Certain hardy crops can be planted as early as February, while warm season crops should generally go into the ground after the last average frost date. By late summer, you can plant crops for your fall garden – these should go in at least two months before you expect the earliest fall frost. Certain crops like garlic and onions can be planted as late as October! The key is to keep planting throughout the year, so that you can also harvest vegetables year-round.
Step Two: Create a Gardening Chart
Create a gardening calendar with sections for each month of the year. Here is an example of a basic planting guide that was prepared for gardeners in Central Arkansas: http://www.uaex.edu/Other_Areas/publications/PDF/FSA-6062.pdf.
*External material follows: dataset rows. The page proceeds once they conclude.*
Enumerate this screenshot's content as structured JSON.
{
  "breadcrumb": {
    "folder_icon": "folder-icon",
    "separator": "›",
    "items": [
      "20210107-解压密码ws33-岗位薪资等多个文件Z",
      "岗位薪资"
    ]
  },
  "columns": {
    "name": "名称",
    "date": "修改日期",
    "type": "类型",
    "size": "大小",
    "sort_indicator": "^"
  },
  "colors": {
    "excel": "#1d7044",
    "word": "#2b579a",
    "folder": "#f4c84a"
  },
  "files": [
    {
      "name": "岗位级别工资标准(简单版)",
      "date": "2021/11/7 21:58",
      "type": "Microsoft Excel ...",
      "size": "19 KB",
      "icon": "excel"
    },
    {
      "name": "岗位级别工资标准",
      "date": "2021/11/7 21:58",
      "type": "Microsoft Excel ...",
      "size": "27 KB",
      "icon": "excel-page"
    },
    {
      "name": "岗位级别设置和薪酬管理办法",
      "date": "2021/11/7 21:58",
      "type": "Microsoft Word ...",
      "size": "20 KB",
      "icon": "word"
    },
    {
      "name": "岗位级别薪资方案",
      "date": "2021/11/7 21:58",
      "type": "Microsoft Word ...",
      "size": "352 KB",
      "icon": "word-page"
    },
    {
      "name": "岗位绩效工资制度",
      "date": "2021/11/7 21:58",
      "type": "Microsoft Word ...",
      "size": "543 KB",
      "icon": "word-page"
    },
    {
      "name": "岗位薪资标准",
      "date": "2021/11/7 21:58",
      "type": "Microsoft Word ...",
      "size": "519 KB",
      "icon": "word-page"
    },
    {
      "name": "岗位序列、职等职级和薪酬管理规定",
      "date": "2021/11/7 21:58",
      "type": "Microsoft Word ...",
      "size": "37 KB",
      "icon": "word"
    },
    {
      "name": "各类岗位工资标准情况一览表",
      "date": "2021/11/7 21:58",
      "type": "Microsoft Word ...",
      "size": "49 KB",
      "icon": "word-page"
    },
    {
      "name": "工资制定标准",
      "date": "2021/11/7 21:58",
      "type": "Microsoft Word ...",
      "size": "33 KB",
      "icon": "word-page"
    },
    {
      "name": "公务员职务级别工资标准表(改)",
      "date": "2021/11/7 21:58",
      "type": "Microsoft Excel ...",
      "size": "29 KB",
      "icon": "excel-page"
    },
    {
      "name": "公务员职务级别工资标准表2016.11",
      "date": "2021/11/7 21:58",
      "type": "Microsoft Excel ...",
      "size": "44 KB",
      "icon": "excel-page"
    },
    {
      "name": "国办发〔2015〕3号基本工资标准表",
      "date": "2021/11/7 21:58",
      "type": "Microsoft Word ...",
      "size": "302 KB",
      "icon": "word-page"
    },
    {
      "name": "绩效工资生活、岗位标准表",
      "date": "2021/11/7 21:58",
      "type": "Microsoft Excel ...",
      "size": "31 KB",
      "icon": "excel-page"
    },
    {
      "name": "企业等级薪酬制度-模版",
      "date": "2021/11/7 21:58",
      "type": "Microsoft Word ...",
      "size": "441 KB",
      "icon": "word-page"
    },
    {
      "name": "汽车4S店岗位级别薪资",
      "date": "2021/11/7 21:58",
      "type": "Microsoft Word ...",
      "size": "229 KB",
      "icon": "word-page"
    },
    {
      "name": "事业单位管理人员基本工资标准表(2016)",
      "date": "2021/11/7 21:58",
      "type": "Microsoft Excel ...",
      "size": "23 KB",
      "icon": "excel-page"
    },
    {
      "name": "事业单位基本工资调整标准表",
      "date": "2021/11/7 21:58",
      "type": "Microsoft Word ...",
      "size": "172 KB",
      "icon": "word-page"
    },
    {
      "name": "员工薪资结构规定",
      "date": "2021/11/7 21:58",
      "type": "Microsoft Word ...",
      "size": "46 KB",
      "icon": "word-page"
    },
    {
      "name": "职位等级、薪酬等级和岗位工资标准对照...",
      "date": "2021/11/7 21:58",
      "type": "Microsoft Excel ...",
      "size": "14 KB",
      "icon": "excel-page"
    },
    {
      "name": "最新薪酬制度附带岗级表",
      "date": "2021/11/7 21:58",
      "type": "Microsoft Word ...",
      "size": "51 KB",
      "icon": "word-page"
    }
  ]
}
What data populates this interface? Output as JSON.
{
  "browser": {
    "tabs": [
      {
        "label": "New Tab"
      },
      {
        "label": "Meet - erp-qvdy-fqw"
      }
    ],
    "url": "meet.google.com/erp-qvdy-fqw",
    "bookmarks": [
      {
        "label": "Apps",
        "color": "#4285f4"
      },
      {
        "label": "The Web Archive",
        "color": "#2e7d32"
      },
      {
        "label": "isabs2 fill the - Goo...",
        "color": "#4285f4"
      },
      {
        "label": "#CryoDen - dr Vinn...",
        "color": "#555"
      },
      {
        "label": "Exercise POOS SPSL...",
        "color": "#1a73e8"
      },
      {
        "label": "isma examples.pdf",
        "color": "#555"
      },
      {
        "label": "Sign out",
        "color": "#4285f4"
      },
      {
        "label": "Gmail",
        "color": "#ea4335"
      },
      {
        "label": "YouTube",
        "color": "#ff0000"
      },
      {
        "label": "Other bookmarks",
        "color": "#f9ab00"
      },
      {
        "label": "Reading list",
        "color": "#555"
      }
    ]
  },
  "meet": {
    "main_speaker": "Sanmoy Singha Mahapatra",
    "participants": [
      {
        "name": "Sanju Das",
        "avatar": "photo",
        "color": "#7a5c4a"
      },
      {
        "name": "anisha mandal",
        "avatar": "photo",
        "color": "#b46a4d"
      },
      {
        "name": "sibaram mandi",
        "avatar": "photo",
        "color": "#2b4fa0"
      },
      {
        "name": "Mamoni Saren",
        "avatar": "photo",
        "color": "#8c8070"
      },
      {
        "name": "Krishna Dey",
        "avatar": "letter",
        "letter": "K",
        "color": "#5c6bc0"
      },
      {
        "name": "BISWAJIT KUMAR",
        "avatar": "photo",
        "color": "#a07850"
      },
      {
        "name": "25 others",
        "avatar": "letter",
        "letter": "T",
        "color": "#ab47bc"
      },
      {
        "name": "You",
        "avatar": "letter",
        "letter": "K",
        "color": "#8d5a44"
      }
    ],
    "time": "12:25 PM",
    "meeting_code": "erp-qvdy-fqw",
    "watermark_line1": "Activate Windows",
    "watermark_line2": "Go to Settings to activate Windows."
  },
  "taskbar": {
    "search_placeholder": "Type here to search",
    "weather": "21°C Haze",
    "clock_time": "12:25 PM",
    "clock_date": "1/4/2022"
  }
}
Another example focuses less on which vegetables to plant in which month and much more on the activities that are needed to maintain a garden: http://www.humeseeds.com/projndx.htm.
A different option is to create a chart with rows for each month and columns for different types of things to do in the garden. For example, you could have a column for planting, another for maintenance activities, and one for harvesting. This means that for April, you could look at column one to see which plants to put in the ground, column two to see how often to water or fertilize them, and column three to check on which plants should be ready to be harvested.
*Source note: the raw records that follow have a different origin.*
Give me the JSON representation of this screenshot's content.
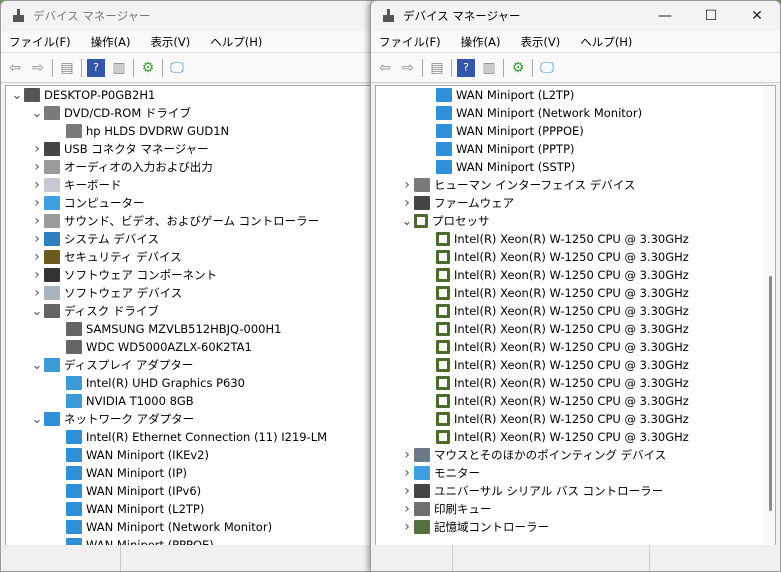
{
  "title": "デバイス マネージャー",
  "menu": [
    "ファイル(F)",
    "操作(A)",
    "表示(V)",
    "ヘルプ(H)"
  ],
  "window_controls": {
    "minimize": "—",
    "maximize": "☐",
    "close": "✕"
  },
  "left_tree": [
    {
      "level": 0,
      "chev": "v",
      "icon": "computer",
      "label": "DESKTOP-P0GB2H1"
    },
    {
      "level": 1,
      "chev": "v",
      "icon": "dvd",
      "label": "DVD/CD-ROM ドライブ"
    },
    {
      "level": 2,
      "icon": "dvd",
      "label": "hp HLDS DVDRW  GUD1N"
    },
    {
      "level": 1,
      "chev": ">",
      "icon": "usb",
      "label": "USB コネクタ マネージャー"
    },
    {
      "level": 1,
      "chev": ">",
      "icon": "audio",
      "label": "オーディオの入力および出力"
    },
    {
      "level": 1,
      "chev": ">",
      "icon": "keyboard",
      "label": "キーボード"
    },
    {
      "level": 1,
      "chev": ">",
      "icon": "monitor",
      "label": "コンピューター"
    },
    {
      "level": 1,
      "chev": ">",
      "icon": "audio",
      "label": "サウンド、ビデオ、およびゲーム コントローラー"
    },
    {
      "level": 1,
      "chev": ">",
      "icon": "system",
      "label": "システム デバイス"
    },
    {
      "level": 1,
      "chev": ">",
      "icon": "security",
      "label": "セキュリティ デバイス"
    },
    {
      "level": 1,
      "chev": ">",
      "icon": "software",
      "label": "ソフトウェア コンポーネント"
    },
    {
      "level": 1,
      "chev": ">",
      "icon": "softdev",
      "label": "ソフトウェア デバイス"
    },
    {
      "level": 1,
      "chev": "v",
      "icon": "disk",
      "label": "ディスク ドライブ"
    },
    {
      "level": 2,
      "icon": "disk",
      "label": "SAMSUNG MZVLB512HBJQ-000H1"
    },
    {
      "level": 2,
      "icon": "disk",
      "label": "WDC WD5000AZLX-60K2TA1"
    },
    {
      "level": 1,
      "chev": "v",
      "icon": "display",
      "label": "ディスプレイ アダプター"
    },
    {
      "level": 2,
      "icon": "display",
      "label": "Intel(R) UHD Graphics P630"
    },
    {
      "level": 2,
      "icon": "display",
      "label": "NVIDIA T1000 8GB"
    },
    {
      "level": 1,
      "chev": "v",
      "icon": "network",
      "label": "ネットワーク アダプター"
    },
    {
      "level": 2,
      "icon": "network",
      "label": "Intel(R) Ethernet Connection (11) I219-LM"
    },
    {
      "level": 2,
      "icon": "network",
      "label": "WAN Miniport (IKEv2)"
    },
    {
      "level": 2,
      "icon": "network",
      "label": "WAN Miniport (IP)"
    },
    {
      "level": 2,
      "icon": "network",
      "label": "WAN Miniport (IPv6)"
    },
    {
      "level": 2,
      "icon": "network",
      "label": "WAN Miniport (L2TP)"
    },
    {
      "level": 2,
      "icon": "network",
      "label": "WAN Miniport (Network Monitor)"
    },
    {
      "level": 2,
      "icon": "network",
      "label": "WAN Miniport (PPPOE)"
    }
  ],
  "right_tree": [
    {
      "level": 2,
      "icon": "network",
      "label": "WAN Miniport (L2TP)"
    },
    {
      "level": 2,
      "icon": "network",
      "label": "WAN Miniport (Network Monitor)"
    },
    {
      "level": 2,
      "icon": "network",
      "label": "WAN Miniport (PPPOE)"
    },
    {
      "level": 2,
      "icon": "network",
      "label": "WAN Miniport (PPTP)"
    },
    {
      "level": 2,
      "icon": "network",
      "label": "WAN Miniport (SSTP)"
    },
    {
      "level": 1,
      "chev": ">",
      "icon": "hid",
      "label": "ヒューマン インターフェイス デバイス"
    },
    {
      "level": 1,
      "chev": ">",
      "icon": "firmware",
      "label": "ファームウェア"
    },
    {
      "level": 1,
      "chev": "v",
      "icon": "cpu",
      "label": "プロセッサ"
    },
    {
      "level": 2,
      "icon": "cpu",
      "label": "Intel(R) Xeon(R) W-1250 CPU @ 3.30GHz"
    },
    {
      "level": 2,
      "icon": "cpu",
      "label": "Intel(R) Xeon(R) W-1250 CPU @ 3.30GHz"
    },
    {
      "level": 2,
      "icon": "cpu",
      "label": "Intel(R) Xeon(R) W-1250 CPU @ 3.30GHz"
    },
    {
      "level": 2,
      "icon": "cpu",
      "label": "Intel(R) Xeon(R) W-1250 CPU @ 3.30GHz"
    },
    {
      "level": 2,
      "icon": "cpu",
      "label": "Intel(R) Xeon(R) W-1250 CPU @ 3.30GHz"
    },
    {
      "level": 2,
      "icon": "cpu",
      "label": "Intel(R) Xeon(R) W-1250 CPU @ 3.30GHz"
    },
    {
      "level": 2,
      "icon": "cpu",
      "label": "Intel(R) Xeon(R) W-1250 CPU @ 3.30GHz"
    },
    {
      "level": 2,
      "icon": "cpu",
      "label": "Intel(R) Xeon(R) W-1250 CPU @ 3.30GHz"
    },
    {
      "level": 2,
      "icon": "cpu",
      "label": "Intel(R) Xeon(R) W-1250 CPU @ 3.30GHz"
    },
    {
      "level": 2,
      "icon": "cpu",
      "label": "Intel(R) Xeon(R) W-1250 CPU @ 3.30GHz"
    },
    {
      "level": 2,
      "icon": "cpu",
      "label": "Intel(R) Xeon(R) W-1250 CPU @ 3.30GHz"
    },
    {
      "level": 2,
      "icon": "cpu",
      "label": "Intel(R) Xeon(R) W-1250 CPU @ 3.30GHz"
    },
    {
      "level": 1,
      "chev": ">",
      "icon": "mouse",
      "label": "マウスとそのほかのポインティング デバイス"
    },
    {
      "level": 1,
      "chev": ">",
      "icon": "monitor",
      "label": "モニター"
    },
    {
      "level": 1,
      "chev": ">",
      "icon": "usb",
      "label": "ユニバーサル シリアル バス コントローラー"
    },
    {
      "level": 1,
      "chev": ">",
      "icon": "printer",
      "label": "印刷キュー"
    },
    {
      "level": 1,
      "chev": ">",
      "icon": "storage",
      "label": "記憶域コントローラー"
    }
  ],
  "icon_colors": {
    "computer": "#555555",
    "dvd": "#7a7a7a",
    "usb": "#444444",
    "audio": "#9a9a9a",
    "keyboard": "#c8c8d0",
    "monitor": "#3ea0e0",
    "system": "#2e7fc0",
    "security": "#6b5a20",
    "software": "#333333",
    "softdev": "#a8b4c0",
    "disk": "#666666",
    "display": "#3c9ad8",
    "network": "#2f8fd8",
    "hid": "#7a7a7a",
    "firmware": "#444444",
    "cpu": "#4a6a30",
    "mouse": "#6a7a8a",
    "printer": "#707070",
    "storage": "#557040"
  }
}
Step Three: Use Techniques That Enable You to Extend the Growing Season
There are many methods of extending the growing season of your garden. Three basic ones that will be discussed here are:
- Raised bed gardening
- Planting seeds indoors
- Plastic-covered tunnels
Other options you might wish to explore include cloches, cold frames, underground greenhouses, and solar-charged hot water bottles.
To begin with, raised bed gardening offers several advantages. In particular, raised beds allow you to extend the gardening season because the soil will warm up earlier, meaning you can start growing crops sooner. Additionally, because the beds are raised off the ground, it is not as difficult to work on the garden in rainy weather. This type of garden also typically offers higher yields and better soil.
Raised bed gardens even require less water and generally contain fewer weeds. You can purchase or build raised beds, or even create them by shaping rectangular mounds of soil a few inches above the ground level so that they are wide enough to reach across. However, make sure to use sufficient mulch to keep the soil in place if it rains heavily.
Next, planting seeds indoors allows you to multiply the number of planting seasons available to you. Instead of winter, spring, summer, and fall, you will have early spring, mid-spring, late spring, summer, early fall, late fall, and winter. By starting the plants inside and only moving them to the garden when other plants are harvested, you can make use of more limited space. The key is having a firm plan for garden layout and crop rotation.
Finally, this technique can be supplemented by using plastic-covered tunnels for mini-greenhouses. Not only will this allow you to plant earlier in the spring, it also provides a place to harden the tender seedlings you have been growing indoors while you are waiting for space to open up in the garden. You can use fence wire to support the tunnels; another option is to use hoops cut from wood, wire, or pipe. In addition, cover the tunnels with blankets or tablecloths when it is especially cold and cut V-shaped vents in the sides in order to improve ventilation.
What vegetables would you like to grow in your garden? Have you had success with year-round gardening in the past?
Since 2000, Chris Long has been a store associate at a Home Depot in Illinois. He also contributes to the Home Depot blog, and provides raised bed garden advice as well as tips on other home landscaping topics.